Investigating his future

Published 5:27 pm Wednesday, September 3, 2008

Cody Withers has wanted to be involved with law enforcement as far back as he can remember.

His mother, Cathy, recalls a pint-sized Cody watching television and making definite pronouncements about his future.

“He was this big,” she said, holding her hands close together. “Watching the Supreme Court, saying, ‘I want to be one of them.’”

Cody, now 16 and a junior at Chelsea High School, took a step toward that future by attending the FBI National Academy Youth Leadership Program, for teenagers ages 14-16, in Quantico, Va. from June 23-July 1.

During the program, Cody attended training in leadership, communication, ethics and decision-making, constitutional law, accountability, responsibility and police organization.

Cody decided to apply for the program after one of Cathy’s friends told him about it. He had to write an essay on leadership and do a phone interview before he was chosen to be Alabama’s lone representative at the Youth Leadership Program.

He said the program taught him just how much education matters to his future.

“In the FBI, you have to have a bachelor’s degree, and most people have a master’s degree,” he said. “Now I realize education comes first and what I do now will pay off in the future.”

Cody also had the opportunity to tackle the FBI’s famed Yellow Brick Road obstacle course. While the course is nine miles long, the program participants only did 4.9 miles. However, that 4.9 miles was enough.

“What makes it so hard is that it’s uphill in the woods, and you don’t really know where you’re going,” he said. “You can’t see a finish line. There are ropes going uphill you have to climb. You have to have that motivation.”

Cody’s favorite experience from the program was getting to meet other motivated teenagers and listening to their stories.

“That’s how I see learning, as from others,” he said.

Cathy said she was proud of her son because he worked hard to get into the program with no prior connections.

“Some of (the other members’) parents were alums of the program. He got in without that influence,” she said. “He was there because he really wanted to be there.”

Cody agreed, saying his situation was different than most of the other participants.

“Almost every single kid there had a dad or a mom in the FBI,” he said. “I was there because I really wanted to learn about the FBI. It made me feel better about myself.”

When Cody graduates from Chelsea, he plans to go to the University of Alabama and study political science and then go on to law school.
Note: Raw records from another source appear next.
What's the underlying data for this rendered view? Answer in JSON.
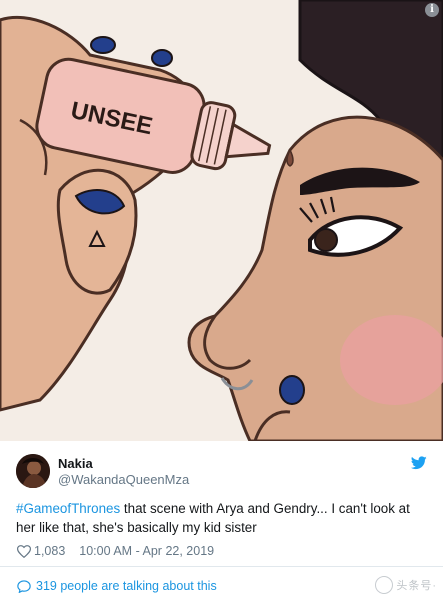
{
  "media": {
    "bottle_label": "UNSEE",
    "info_badge": "i"
  },
  "tweet": {
    "display_name": "Nakia",
    "handle": "@WakandaQueenMza",
    "hashtag": "#GameofThrones",
    "text_rest": " that scene with Arya and Gendry... I can't look at her like that, she's basically my kid sister",
    "likes": "1,083",
    "timestamp": "10:00 AM - Apr 22, 2019",
    "conversation": "319 people are talking about this"
  },
  "watermark": {
    "text": "头条号·"
  },
  "colors": {
    "link_blue": "#1b95e0",
    "text": "#14171a",
    "muted": "#657786"
  },
  "icons": [
    "info-icon",
    "twitter-bird-icon",
    "heart-icon",
    "speech-bubble-icon"
  ]
}
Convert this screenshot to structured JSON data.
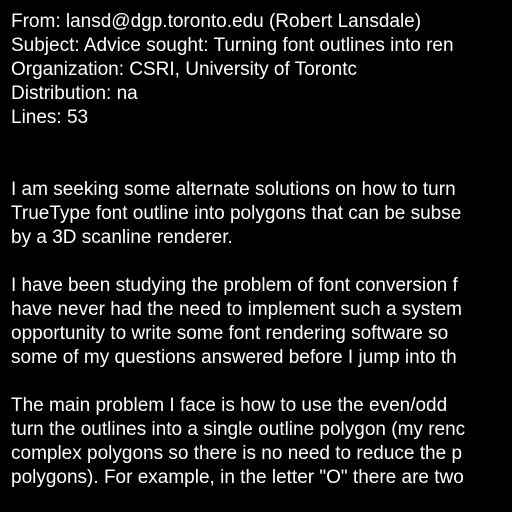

After that, he might be a lawyer or he might find his way back to Quantico.

“Now, I know what it takes to be a leader,” he said. “To be in the FBI, you have to pretty much be the best. This program opened the door to my future. It kind of made me want to join the FBI.”